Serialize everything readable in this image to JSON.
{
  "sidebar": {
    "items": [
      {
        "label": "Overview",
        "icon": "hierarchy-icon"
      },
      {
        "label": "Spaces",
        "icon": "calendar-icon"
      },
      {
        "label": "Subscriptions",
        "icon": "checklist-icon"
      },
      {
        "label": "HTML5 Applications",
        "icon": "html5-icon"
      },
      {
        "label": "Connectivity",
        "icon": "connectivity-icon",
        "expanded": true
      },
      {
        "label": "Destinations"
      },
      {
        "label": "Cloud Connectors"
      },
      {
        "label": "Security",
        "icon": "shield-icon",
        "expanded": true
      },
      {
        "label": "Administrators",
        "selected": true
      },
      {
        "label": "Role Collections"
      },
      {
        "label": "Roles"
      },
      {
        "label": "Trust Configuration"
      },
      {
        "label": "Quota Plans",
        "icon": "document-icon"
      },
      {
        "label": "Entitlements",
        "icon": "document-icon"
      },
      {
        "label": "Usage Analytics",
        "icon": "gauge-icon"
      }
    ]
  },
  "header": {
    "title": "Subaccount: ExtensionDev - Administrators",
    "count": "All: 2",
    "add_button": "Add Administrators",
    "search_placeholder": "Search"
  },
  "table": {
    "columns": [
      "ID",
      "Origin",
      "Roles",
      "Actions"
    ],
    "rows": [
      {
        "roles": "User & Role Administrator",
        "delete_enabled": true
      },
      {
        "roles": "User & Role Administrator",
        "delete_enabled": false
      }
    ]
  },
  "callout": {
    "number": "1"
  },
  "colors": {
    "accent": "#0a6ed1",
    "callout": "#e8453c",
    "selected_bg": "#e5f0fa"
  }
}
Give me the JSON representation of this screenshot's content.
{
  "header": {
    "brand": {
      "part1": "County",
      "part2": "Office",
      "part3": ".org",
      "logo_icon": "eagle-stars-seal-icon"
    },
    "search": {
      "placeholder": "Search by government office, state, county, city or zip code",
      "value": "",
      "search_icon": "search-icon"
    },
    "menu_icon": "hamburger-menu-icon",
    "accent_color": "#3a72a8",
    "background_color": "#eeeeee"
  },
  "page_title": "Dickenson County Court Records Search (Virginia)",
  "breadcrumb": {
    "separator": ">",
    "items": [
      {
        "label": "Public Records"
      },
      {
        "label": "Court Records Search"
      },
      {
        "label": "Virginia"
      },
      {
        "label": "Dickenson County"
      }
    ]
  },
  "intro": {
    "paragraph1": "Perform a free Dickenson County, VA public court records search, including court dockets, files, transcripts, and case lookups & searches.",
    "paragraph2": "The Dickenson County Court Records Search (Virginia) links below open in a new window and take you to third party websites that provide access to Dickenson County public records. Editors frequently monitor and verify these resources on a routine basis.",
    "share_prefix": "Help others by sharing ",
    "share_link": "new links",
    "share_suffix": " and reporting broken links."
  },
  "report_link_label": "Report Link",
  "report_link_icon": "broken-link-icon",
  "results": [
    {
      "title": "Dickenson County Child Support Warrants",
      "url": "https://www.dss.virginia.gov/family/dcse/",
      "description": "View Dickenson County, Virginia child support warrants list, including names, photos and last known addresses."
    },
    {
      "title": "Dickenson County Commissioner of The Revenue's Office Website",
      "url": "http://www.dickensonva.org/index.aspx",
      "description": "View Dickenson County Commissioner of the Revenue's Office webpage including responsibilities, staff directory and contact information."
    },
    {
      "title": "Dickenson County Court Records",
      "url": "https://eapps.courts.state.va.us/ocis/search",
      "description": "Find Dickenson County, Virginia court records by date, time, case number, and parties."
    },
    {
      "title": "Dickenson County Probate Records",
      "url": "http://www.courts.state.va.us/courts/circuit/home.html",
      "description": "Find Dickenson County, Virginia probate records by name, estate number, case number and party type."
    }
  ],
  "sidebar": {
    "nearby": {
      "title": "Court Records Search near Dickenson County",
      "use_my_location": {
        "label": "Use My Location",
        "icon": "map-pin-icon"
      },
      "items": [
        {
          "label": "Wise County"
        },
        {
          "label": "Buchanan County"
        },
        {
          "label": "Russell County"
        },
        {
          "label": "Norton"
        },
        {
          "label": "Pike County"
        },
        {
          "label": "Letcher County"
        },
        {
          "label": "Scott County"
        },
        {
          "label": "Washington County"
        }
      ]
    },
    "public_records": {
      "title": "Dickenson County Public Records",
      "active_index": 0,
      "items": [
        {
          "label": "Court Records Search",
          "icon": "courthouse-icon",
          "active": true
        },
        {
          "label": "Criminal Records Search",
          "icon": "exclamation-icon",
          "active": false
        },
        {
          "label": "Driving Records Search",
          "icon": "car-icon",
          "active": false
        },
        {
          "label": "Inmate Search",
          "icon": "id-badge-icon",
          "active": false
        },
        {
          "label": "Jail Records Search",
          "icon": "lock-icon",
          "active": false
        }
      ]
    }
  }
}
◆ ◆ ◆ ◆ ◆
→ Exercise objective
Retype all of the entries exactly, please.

→ Output for this exercise
Serialize everything readable in this image to JSON.
{
  "sidebar": {
    "items": [
      {
        "label": "Overview",
        "icon": "hierarchy-icon"
      },
      {
        "label": "Spaces",
        "icon": "calendar-icon"
      },
      {
        "label": "Subscriptions",
        "icon": "checklist-icon"
      },
      {
        "label": "HTML5 Applications",
        "icon": "html5-icon"
      },
      {
        "label": "Connectivity",
        "icon": "connectivity-icon",
        "expanded": true
      },
      {
        "label": "Destinations"
      },
      {
        "label": "Cloud Connectors"
      },
      {
        "label": "Security",
        "icon": "shield-icon",
        "expanded": true
      },
      {
        "label": "Administrators",
        "selected": true
      },
      {
        "label": "Role Collections"
      },
      {
        "label": "Roles"
      },
      {
        "label": "Trust Configuration"
      },
      {
        "label": "Quota Plans",
        "icon": "document-icon"
      },
      {
        "label": "Entitlements",
        "icon": "document-icon"
      },
      {
        "label": "Usage Analytics",
        "icon": "gauge-icon"
      }
    ]
  },
  "header": {
    "title": "Subaccount: ExtensionDev - Administrators",
    "count": "All: 2",
    "add_button": "Add Administrators",
    "search_placeholder": "Search"
  },
  "table": {
    "columns": [
      "ID",
      "Origin",
      "Roles",
      "Actions"
    ],
    "rows": [
      {
        "roles": "User & Role Administrator",
        "delete_enabled": true
      },
      {
        "roles": "User & Role Administrator",
        "delete_enabled": false
      }
    ]
  },
  "callout": {
    "number": "1"
  },
  "colors": {
    "accent": "#0a6ed1",
    "callout": "#e8453c",
    "selected_bg": "#e5f0fa"
  }
}
Give me the JSON representation of this screenshot's content.
{
  "header": {
    "brand": {
      "part1": "County",
      "part2": "Office",
      "part3": ".org",
      "logo_icon": "eagle-stars-seal-icon"
    },
    "search": {
      "placeholder": "Search by government office, state, county, city or zip code",
      "value": "",
      "search_icon": "search-icon"
    },
    "menu_icon": "hamburger-menu-icon",
    "accent_color": "#3a72a8",
    "background_color": "#eeeeee"
  },
  "page_title": "Dickenson County Court Records Search (Virginia)",
  "breadcrumb": {
    "separator": ">",
    "items": [
      {
        "label": "Public Records"
      },
      {
        "label": "Court Records Search"
      },
      {
        "label": "Virginia"
      },
      {
        "label": "Dickenson County"
      }
    ]
  },
  "intro": {
    "paragraph1": "Perform a free Dickenson County, VA public court records search, including court dockets, files, transcripts, and case lookups & searches.",
    "paragraph2": "The Dickenson County Court Records Search (Virginia) links below open in a new window and take you to third party websites that provide access to Dickenson County public records. Editors frequently monitor and verify these resources on a routine basis.",
    "share_prefix": "Help others by sharing ",
    "share_link": "new links",
    "share_suffix": " and reporting broken links."
  },
  "report_link_label": "Report Link",
  "report_link_icon": "broken-link-icon",
  "results": [
    {
      "title": "Dickenson County Child Support Warrants",
      "url": "https://www.dss.virginia.gov/family/dcse/",
      "description": "View Dickenson County, Virginia child support warrants list, including names, photos and last known addresses."
    },
    {
      "title": "Dickenson County Commissioner of The Revenue's Office Website",
      "url": "http://www.dickensonva.org/index.aspx",
      "description": "View Dickenson County Commissioner of the Revenue's Office webpage including responsibilities, staff directory and contact information."
    },
    {
      "title": "Dickenson County Court Records",
      "url": "https://eapps.courts.state.va.us/ocis/search",
      "description": "Find Dickenson County, Virginia court records by date, time, case number, and parties."
    },
    {
      "title": "Dickenson County Probate Records",
      "url": "http://www.courts.state.va.us/courts/circuit/home.html",
      "description": "Find Dickenson County, Virginia probate records by name, estate number, case number and party type."
    }
  ],
  "sidebar": {
    "nearby": {
      "title": "Court Records Search near Dickenson County",
      "use_my_location": {
        "label": "Use My Location",
        "icon": "map-pin-icon"
      },
      "items": [
        {
          "label": "Wise County"
        },
        {
          "label": "Buchanan County"
        },
        {
          "label": "Russell County"
        },
        {
          "label": "Norton"
        },
        {
          "label": "Pike County"
        },
        {
          "label": "Letcher County"
        },
        {
          "label": "Scott County"
        },
        {
          "label": "Washington County"
        }
      ]
    },
    "public_records": {
      "title": "Dickenson County Public Records",
      "active_index": 0,
      "items": [
        {
          "label": "Court Records Search",
          "icon": "courthouse-icon",
          "active": true
        },
        {
          "label": "Criminal Records Search",
          "icon": "exclamation-icon",
          "active": false
        },
        {
          "label": "Driving Records Search",
          "icon": "car-icon",
          "active": false
        },
        {
          "label": "Inmate Search",
          "icon": "id-badge-icon",
          "active": false
        },
        {
          "label": "Jail Records Search",
          "icon": "lock-icon",
          "active": false
        }
      ]
    }
  }
}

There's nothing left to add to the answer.